The point I’m trying to make is that Robert Abela and Joseph Muscat are consciously unambiguous about the motivation for this second coming. Abela says that the inquiry into Joseph Muscat is no reason to stop Muscat from running because the inquiry has no merit. But that’s a reversal of the logic they are looking to impose. Muscat is running in order to show that, as they see it, the inquiry has no merit. That’s how they blast the inquiry, by ignoring it and saying that they can.

In a country where the rule of law prevails no one gets to decide for themselves if a criminal investigation into their conduct can be ignored with contempt. Joseph Muscat does not accept that. He did not accept it when he was prime minister and he will not accept it now. He is recapturing the state, holding the entire country hostage. He has a gun held to our collective head and will shoot if anyone dangles hand cuffs in his face.

There may have been a time when Robert Abela thought he could avoid this, when he could leave Joseph Muscat to his fate. But Joseph Muscat’s gun is pointed to Robert Abela’s head as it is to anyone’s. All Joseph Muscat needs to do to return to politics is merely to say he wants to. He will have to his name more votes than Robert Abela could count.

Now that Robert Abela has surrendered to Joseph Muscat, it should surprise no one that Robert Abela openly states that he expects the judiciary to do the same.

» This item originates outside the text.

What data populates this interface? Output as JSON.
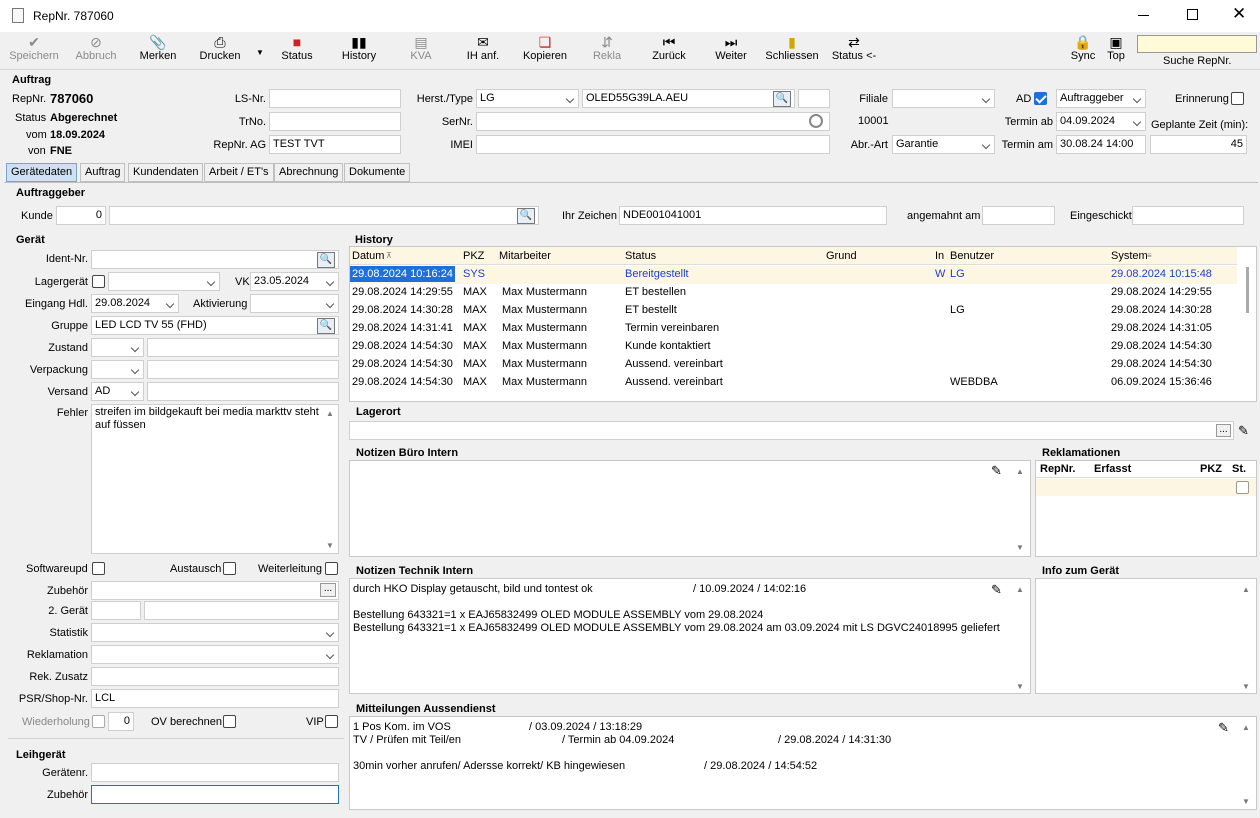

This method is not without precedent. Silvio Berlusconi captured and perverted Italian democracy and held institutions hostage until the day he died on his feet, still a politician. Donald Trump’s way out of his ruinous personal legal disasters, is the White House and once he gets back in there, he’ll never want to come back out.

What we are experiencing in Malta is not unique but it’s no less painful for that. Maybe one day this will turn out to be a morality play, good prevails, and we all live happily ever after. But right now, the Empire is striking back.